Making Long Distance (Creative) Relationships Work

Bora Kim worked as a designer at Athletics from 2016 to 2018, during which time she played a critical role in shaping the character of brands like Hubble, Music Together, and Williamsburg Northside School. In March of 2019 we parted ways when Bora returned to her home city of Seoul, South Korea. But like Vito Corleone in The Godfather Part III, just when she thought she was out, we pulled her back in. Bora’s visual wit, technical acuity, and effortless charm were such that we invited her to continue collaborating with Athletics remotely. Over a series of projects for clients including Samsung and Culdesac, we’ve structured a vibrant long-distance creative relationship with the talented young designer. Here Bora shares a few thoughts about her experience working with Athletics, and collaborating with our team from nearly 7,000 miles away.

I first came to New York to study graphic design at the School of Visual Arts. I eventually found work at Athletics, where I stayed for about three years after graduating. My favorite aspect of working at the studio was enjoying the company of a highly professional group of creatives. It felt like something special, and it was. Being new to the design industry, and not having grown up in the United States, it took some time for me to get used to the processes and practices of an American creative business. But Athletics—being an intimate studio of friendly people who looked out for me—was the perfect place to start my career and learn the ins and outs of the creative practice. Living so far from familiar faces, it was invaluable to have the support and care of my colleagues, whom I learned to lean on as I would my closest friends. New York can be isolating and overwhelming, so I can’t overstate the importance of having this “work family.”

Music Together was the first project I worked on at Athletics. Since the scope of the project was pretty broad—from brand identity development to animation—I could contribute to many aspects of the design, and learn plenty from each. Even though I was just an intern at the time, I had the opportunity to lead the development of motion graphics and illustrations. This was a challenge for me because I wasn’t confident about my motion and illustration skills at that point. Nevertheless, I polished my rusty skills and produced materials that formed foundation of the new Music Together brand. I think it’s those kinds of moments of uncertainty and doubt that galvanize designers to become their best selves.

Since moving back home to Seoul, the way in which I interact with the Athletics team has, naturally, changed significantly. The biggest challenge is not being able to work intimately with the studio. Video conferences have come so far, but it’s hard to replicate the power of spontaneous inspirational chitchats and spur-of-the-moment feedback sessions around computers. On the other hand, there have also been benefits to working remotely, particularly during our project with Samsung. Being located in Korea, I was able to research and observe first-hand my country’s technology market and gauge public reactions firsthand.

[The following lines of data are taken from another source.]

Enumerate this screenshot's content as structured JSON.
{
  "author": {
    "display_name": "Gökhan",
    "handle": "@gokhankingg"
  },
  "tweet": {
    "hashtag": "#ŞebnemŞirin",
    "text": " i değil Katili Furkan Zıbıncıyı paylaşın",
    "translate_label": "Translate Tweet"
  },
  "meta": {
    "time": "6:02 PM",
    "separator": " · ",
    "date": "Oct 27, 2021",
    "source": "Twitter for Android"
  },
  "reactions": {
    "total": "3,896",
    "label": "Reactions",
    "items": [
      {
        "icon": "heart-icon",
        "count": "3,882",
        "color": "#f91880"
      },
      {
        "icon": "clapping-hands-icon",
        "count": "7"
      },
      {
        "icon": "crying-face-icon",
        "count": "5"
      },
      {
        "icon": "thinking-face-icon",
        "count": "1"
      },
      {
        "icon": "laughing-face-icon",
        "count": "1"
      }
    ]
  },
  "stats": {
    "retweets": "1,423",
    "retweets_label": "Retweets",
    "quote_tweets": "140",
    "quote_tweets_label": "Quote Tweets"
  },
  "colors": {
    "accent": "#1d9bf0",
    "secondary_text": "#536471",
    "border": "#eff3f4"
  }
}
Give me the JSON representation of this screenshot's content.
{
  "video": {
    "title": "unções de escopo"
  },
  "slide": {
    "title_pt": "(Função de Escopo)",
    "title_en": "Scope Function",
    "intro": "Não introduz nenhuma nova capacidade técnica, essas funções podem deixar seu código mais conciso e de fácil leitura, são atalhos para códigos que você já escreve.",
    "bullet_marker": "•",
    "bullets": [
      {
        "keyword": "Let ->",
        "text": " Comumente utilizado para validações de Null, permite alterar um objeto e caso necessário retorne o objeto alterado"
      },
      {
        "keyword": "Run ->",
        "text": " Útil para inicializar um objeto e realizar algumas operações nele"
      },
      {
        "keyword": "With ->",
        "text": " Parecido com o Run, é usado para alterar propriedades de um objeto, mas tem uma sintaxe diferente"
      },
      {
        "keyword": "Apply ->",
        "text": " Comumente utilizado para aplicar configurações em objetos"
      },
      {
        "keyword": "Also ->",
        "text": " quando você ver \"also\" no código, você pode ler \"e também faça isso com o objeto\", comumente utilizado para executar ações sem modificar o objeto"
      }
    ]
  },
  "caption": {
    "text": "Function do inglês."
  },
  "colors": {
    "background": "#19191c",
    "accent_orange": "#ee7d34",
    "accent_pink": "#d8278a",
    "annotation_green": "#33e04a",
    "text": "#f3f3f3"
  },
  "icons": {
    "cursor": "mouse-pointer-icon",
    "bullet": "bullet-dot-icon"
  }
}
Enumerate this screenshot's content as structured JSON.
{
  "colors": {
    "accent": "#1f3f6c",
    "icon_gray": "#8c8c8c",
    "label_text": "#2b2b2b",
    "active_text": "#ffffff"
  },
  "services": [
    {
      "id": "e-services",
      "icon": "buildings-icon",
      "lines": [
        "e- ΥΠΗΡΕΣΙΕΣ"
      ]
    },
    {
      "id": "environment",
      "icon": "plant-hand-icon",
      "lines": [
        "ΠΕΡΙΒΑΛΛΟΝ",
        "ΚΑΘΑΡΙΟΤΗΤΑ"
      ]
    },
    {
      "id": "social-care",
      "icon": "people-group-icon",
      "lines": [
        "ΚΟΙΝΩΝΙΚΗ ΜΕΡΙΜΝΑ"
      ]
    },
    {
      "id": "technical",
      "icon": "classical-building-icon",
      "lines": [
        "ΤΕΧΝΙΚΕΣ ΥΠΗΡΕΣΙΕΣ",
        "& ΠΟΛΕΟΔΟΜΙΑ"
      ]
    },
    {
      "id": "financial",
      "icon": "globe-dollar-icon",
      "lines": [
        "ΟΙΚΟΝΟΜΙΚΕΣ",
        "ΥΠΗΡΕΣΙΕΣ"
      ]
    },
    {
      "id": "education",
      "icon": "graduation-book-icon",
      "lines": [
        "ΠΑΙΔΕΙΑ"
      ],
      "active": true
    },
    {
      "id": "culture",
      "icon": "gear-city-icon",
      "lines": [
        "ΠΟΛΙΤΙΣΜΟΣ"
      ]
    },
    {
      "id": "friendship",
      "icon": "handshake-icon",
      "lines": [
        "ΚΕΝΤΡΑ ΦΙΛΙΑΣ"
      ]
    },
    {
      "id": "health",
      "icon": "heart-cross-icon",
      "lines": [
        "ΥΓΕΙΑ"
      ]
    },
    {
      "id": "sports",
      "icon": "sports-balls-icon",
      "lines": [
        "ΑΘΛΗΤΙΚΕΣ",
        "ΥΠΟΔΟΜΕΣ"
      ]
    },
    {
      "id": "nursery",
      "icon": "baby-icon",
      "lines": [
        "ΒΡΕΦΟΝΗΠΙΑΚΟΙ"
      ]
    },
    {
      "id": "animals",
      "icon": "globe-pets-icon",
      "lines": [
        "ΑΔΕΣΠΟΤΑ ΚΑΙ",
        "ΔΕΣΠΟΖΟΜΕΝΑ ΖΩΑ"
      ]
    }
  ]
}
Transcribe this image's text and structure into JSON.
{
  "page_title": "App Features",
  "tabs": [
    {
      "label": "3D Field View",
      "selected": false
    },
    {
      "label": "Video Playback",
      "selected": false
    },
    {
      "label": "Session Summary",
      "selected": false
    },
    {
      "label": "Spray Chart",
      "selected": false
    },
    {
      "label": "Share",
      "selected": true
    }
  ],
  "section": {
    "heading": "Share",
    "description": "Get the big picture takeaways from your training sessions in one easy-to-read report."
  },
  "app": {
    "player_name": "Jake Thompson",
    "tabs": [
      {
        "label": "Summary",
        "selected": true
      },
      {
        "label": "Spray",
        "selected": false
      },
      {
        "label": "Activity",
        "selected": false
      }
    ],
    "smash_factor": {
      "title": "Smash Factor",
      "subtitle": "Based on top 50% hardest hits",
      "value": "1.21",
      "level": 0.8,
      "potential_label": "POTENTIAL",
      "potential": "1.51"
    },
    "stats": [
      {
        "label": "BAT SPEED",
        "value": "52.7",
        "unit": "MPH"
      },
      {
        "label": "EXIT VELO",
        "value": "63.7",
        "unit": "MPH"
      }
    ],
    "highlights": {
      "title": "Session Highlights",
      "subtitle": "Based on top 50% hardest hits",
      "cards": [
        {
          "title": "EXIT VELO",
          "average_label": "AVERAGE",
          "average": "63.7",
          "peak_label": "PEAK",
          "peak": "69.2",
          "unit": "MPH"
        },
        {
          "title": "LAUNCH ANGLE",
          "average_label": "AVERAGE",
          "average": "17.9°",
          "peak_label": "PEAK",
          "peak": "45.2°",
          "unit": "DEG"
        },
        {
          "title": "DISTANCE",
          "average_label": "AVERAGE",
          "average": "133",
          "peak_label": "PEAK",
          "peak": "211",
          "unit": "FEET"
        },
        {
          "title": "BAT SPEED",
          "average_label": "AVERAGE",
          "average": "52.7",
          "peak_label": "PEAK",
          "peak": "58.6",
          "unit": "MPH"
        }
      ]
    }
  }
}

Korea is one of the most fast-changing cultures in the world, absorbing, processing, and seeking out trends and technologies at a rate that might seem dizzying to other cultures.

In terms of the mechanics of our collaboration with Samsung, I was able to act as a “cultural bridge” between the Athletics team in New York and the Samsung team in Seoul. This involved aligning terms to make sure we were speaking the same language, as designers in Korea and the United States often use different terms to describe the same things, or the same terms but with different meanings. This points to a necessary step in any international collaboration, particularly those involving a language barrier: term alignment. One can never assume a client understands any specific term. And even if they do, it’s essential to confirm that both parties understand and use the term in the same way. Once vocabularies are aligned, the process of collaborating tends to be pretty universal, albeit with minor cultural differences, such as styles of delivering feedback. While American clients are often comfortable offering their opinions immediately after having work presented to them, Korean teams will rarely indicate their response until discussing internally as a team. This can be somewhat jarring for American teams presenting to Korean clients, but once you realize it’s part of the culture to seek consensus before providing feedback, you won’t mistake silence for displeasure or disappointment.

I’m grateful to be able to provide my cultural insight to help strengthen Athletics’ relationships abroad, and to have the opportunity to continue cultivating my relationship with the studio across continents, oceans, and time zones. I’ll end with a piece of advice for students entering the design field:

Don’t be afraid to try something new. It will keep you fresh.


All illustrations by Bora Kim